Are there any tools or appliances that you’ve stopped using now that your diet has changed?
I rarely use my toaster now. We don’t eat bread often now so I find no use for the toaster anymore and it just takes up counter space.

What are your favorite meals to batch cook?
I batch cook a ton of roasted vegetables every week. I eat veggies at every meal so I’m constantly cooking them in various ways to add variety. I also like to make batches of meatballs, shredded chicken, protein bars, and energy bites to keep on hand for convenience or to freeze for later use. Batch cooking has become a huge part of my weekly meal planning and saves me when we have busy nights due to kids’ activities.

What are your favorite AIP and Paleo cookbooks?
The Healing Kitchen by Alaena Haber and Sarah Ballantyne and The Autoimmune Wellness Handbook by Mickey Trescott and Angie Alt. I bought both books the first week I started AIP and they helped me tremendously!

Do you have any tips for those starting an elimination diet and setting up their kitchens for the first time?
It’s best to start AIP in a way that works for you. I’m extremely Type A so I went cold turkey and started AIP completely on day one. For other people that can be overwhelming and I would recommend gradually transforming their diet. Maybe cut out a few foods a week for a smoother transition. They key is to not be hard on yourself or stress over making mistakes. Over time you’ll learn what your body needs and you’ll find a whole new mindset!

You can connect with AnneMarie on her blog, The Healing Table, or via Instagram.

Would you like to be featured in an AIP Kitchen Tour? We feature members of the community who are willing to share the real spaces where they cook, as well as their stories of transitioning to this lifestyle. If you are interested, fill out our interest form!
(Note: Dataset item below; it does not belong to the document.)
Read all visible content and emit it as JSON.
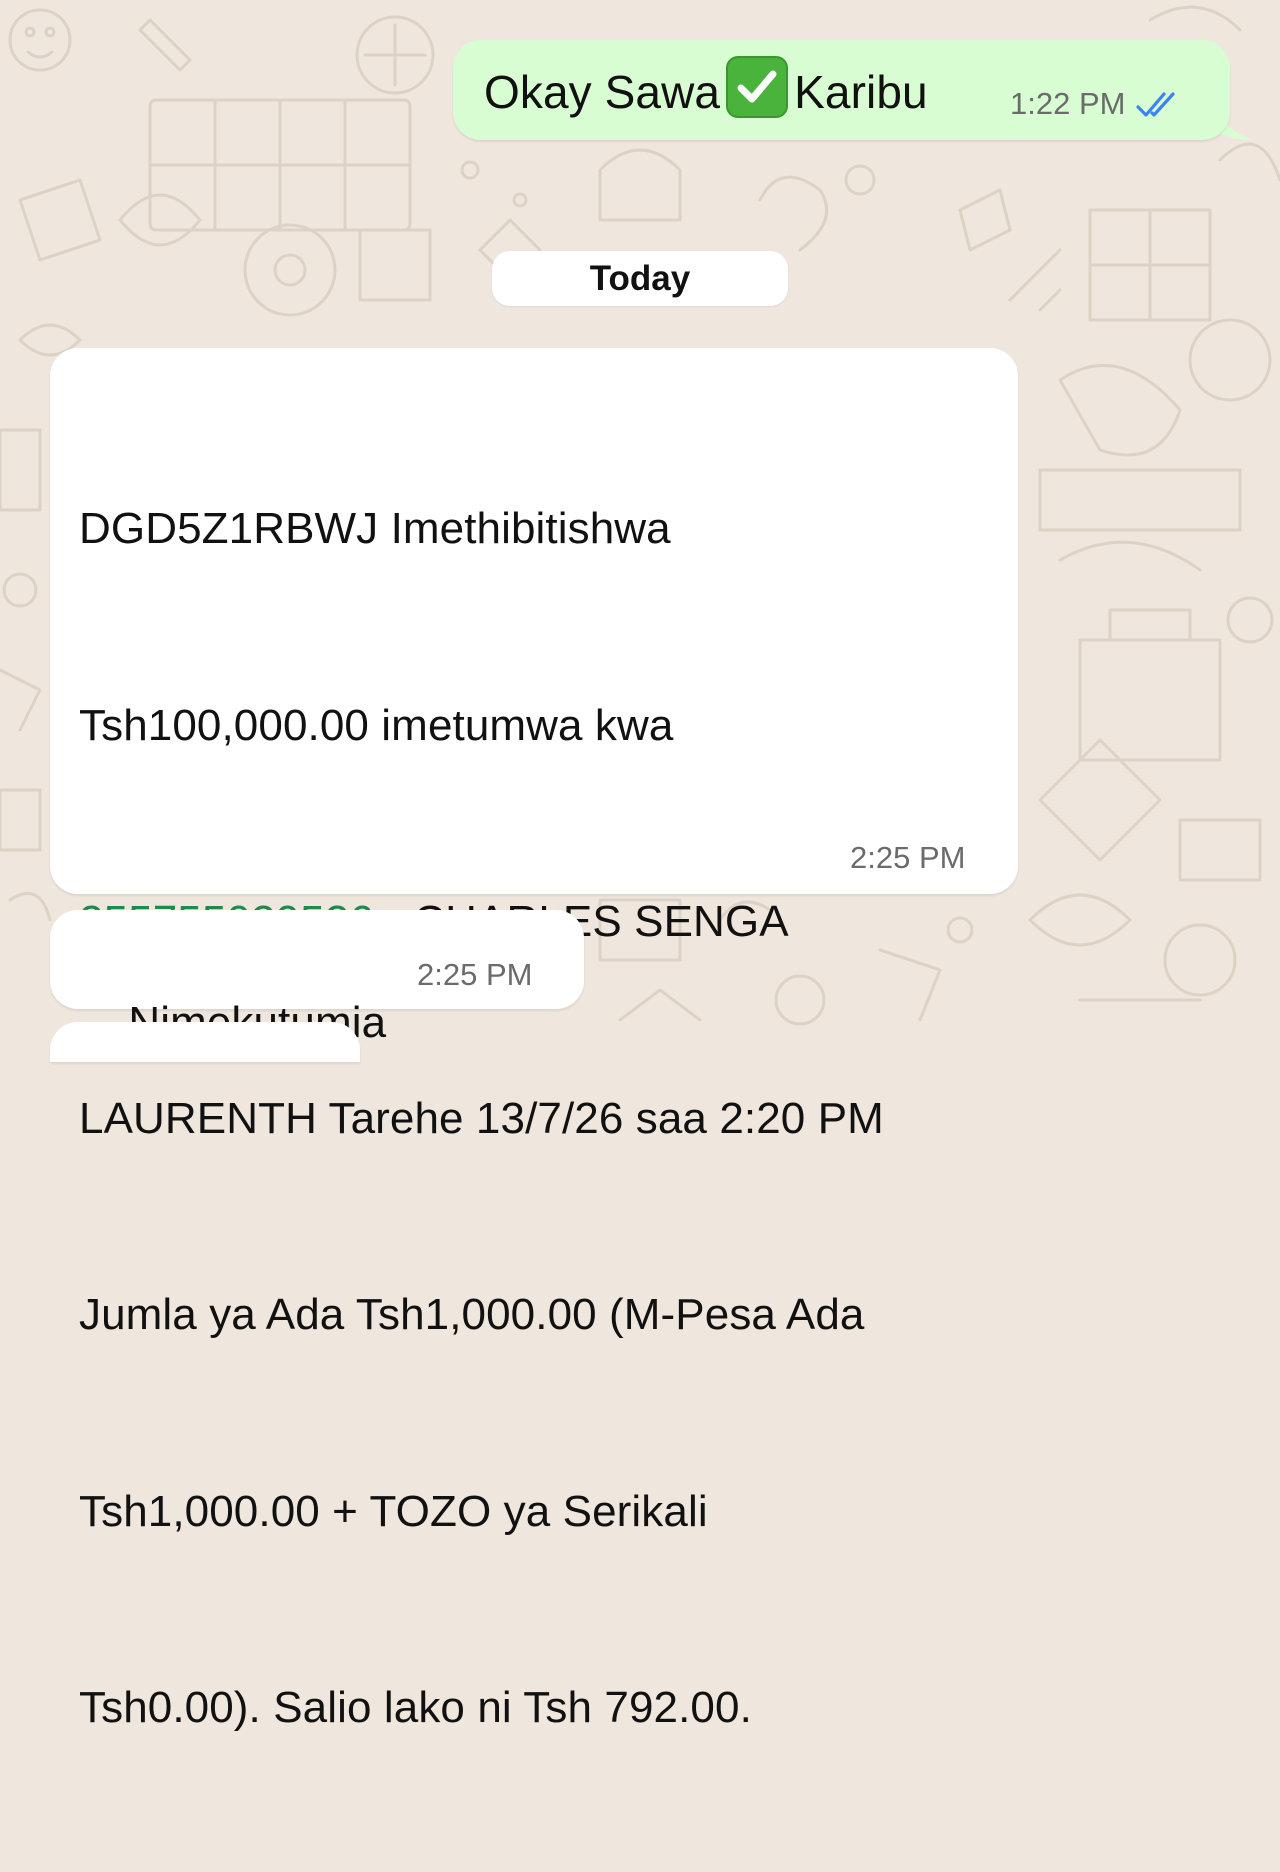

About Grace Heerman

Grace Heerman is a writer and website designer based in New York City. Through her business Said with Grace, she helps coaches clarify their message and create authentic websites that actually bring in business. Here at Autoimmune Wellness, Grace writes book reviews, manages blog content, and organizes Facebook publishing. She is an avid traveler and loves spending winters in Asia. You can connect with Grace and learn more about her writing and design work on her website, Said with Grace.


Leave a Comment